══ Recorded information ══

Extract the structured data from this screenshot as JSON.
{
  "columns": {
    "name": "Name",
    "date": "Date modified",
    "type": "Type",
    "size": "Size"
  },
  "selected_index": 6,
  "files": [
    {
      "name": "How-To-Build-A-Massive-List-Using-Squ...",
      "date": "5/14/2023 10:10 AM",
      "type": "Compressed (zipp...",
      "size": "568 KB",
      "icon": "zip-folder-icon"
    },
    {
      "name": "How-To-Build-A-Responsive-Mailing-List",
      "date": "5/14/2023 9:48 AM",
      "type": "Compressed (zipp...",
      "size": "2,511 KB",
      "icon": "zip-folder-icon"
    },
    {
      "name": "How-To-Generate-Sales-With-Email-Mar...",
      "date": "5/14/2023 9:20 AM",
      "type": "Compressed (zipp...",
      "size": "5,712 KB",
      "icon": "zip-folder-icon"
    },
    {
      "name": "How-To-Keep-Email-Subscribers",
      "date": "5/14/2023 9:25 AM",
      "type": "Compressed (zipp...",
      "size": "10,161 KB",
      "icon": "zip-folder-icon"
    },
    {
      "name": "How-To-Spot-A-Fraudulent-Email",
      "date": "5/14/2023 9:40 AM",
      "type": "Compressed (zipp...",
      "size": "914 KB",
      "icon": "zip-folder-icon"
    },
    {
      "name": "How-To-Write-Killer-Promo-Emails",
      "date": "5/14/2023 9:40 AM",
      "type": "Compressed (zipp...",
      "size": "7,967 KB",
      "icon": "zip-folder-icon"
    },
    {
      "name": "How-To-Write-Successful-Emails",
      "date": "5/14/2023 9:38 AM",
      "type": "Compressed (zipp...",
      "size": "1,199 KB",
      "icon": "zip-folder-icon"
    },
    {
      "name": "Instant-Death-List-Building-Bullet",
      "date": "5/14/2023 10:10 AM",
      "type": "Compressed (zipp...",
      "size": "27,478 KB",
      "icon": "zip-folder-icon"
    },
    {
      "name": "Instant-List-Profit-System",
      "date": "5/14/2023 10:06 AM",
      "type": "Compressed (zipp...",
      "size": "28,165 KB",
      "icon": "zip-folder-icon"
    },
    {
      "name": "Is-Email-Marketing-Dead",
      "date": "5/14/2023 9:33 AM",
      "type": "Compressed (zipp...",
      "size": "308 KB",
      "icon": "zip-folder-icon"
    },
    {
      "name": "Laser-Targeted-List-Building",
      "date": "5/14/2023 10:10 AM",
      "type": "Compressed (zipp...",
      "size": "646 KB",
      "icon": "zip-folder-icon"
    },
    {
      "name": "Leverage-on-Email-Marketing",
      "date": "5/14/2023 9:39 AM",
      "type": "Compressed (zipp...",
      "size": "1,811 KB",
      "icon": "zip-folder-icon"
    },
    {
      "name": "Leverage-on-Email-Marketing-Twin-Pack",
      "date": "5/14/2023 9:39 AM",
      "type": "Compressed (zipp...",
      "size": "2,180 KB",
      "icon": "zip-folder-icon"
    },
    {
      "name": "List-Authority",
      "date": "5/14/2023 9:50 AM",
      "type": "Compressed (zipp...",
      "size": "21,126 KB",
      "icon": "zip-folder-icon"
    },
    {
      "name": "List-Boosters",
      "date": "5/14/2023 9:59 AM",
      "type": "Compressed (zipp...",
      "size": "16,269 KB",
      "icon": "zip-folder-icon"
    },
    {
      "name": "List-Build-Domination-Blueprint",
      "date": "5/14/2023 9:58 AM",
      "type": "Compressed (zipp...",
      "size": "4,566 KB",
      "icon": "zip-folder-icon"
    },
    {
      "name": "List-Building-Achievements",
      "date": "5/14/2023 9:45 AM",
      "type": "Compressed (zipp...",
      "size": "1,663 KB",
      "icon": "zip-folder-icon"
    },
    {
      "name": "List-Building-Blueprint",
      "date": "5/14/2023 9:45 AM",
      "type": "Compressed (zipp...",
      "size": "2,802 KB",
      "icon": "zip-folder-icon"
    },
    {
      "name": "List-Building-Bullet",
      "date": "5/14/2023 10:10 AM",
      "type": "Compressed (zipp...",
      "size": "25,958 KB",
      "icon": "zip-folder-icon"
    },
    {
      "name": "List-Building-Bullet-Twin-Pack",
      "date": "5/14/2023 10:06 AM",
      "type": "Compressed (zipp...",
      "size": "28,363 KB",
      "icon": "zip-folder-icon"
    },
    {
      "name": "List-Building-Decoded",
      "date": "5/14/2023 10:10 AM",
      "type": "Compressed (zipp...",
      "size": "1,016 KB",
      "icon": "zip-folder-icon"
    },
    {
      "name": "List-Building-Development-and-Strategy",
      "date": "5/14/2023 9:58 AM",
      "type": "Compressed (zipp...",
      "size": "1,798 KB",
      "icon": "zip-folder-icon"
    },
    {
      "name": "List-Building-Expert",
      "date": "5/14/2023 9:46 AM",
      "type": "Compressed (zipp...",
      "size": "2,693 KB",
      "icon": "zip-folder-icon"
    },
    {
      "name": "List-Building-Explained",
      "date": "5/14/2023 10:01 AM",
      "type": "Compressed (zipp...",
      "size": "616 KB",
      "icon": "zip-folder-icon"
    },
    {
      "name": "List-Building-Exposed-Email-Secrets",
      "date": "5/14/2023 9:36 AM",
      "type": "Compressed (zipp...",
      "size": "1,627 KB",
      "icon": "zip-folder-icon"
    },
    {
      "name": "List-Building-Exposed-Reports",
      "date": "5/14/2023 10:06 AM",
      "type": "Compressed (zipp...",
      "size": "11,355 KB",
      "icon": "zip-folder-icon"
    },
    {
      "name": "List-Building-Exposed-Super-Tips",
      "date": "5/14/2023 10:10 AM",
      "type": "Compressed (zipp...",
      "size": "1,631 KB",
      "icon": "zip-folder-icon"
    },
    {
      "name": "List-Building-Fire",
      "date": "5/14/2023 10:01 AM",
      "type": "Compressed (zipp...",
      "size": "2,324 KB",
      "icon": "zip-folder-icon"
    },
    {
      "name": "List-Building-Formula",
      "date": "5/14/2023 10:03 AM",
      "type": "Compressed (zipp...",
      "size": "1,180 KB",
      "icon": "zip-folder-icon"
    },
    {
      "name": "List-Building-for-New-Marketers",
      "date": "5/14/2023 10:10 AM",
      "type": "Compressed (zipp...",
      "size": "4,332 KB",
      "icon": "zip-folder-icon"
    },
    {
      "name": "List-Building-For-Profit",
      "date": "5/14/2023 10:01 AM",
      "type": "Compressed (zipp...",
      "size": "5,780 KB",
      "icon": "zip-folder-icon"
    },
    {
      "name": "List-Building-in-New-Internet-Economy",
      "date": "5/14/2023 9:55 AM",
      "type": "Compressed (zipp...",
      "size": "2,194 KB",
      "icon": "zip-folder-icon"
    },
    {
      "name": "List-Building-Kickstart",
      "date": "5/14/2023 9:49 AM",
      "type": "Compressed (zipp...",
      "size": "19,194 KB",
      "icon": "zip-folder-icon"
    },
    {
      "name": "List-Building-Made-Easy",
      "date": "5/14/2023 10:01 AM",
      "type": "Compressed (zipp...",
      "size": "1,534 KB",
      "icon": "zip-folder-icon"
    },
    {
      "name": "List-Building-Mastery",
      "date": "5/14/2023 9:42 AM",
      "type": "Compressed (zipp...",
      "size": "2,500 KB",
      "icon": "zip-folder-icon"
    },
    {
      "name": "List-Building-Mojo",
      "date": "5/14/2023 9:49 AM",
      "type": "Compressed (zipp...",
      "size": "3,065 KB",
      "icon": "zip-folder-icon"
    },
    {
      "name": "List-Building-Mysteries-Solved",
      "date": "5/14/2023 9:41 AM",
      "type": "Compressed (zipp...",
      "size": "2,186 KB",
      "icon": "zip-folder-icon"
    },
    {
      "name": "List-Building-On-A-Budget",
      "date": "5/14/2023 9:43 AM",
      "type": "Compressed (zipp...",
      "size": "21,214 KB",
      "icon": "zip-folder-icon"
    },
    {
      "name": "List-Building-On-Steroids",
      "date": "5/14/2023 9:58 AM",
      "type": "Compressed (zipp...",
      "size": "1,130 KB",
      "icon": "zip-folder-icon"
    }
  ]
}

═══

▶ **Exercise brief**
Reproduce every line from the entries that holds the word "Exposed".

▶ **Written solution**
      "name": "List-Building-Exposed-Email-Secrets",
      "name": "List-Building-Exposed-Reports",
      "name": "List-Building-Exposed-Super-Tips",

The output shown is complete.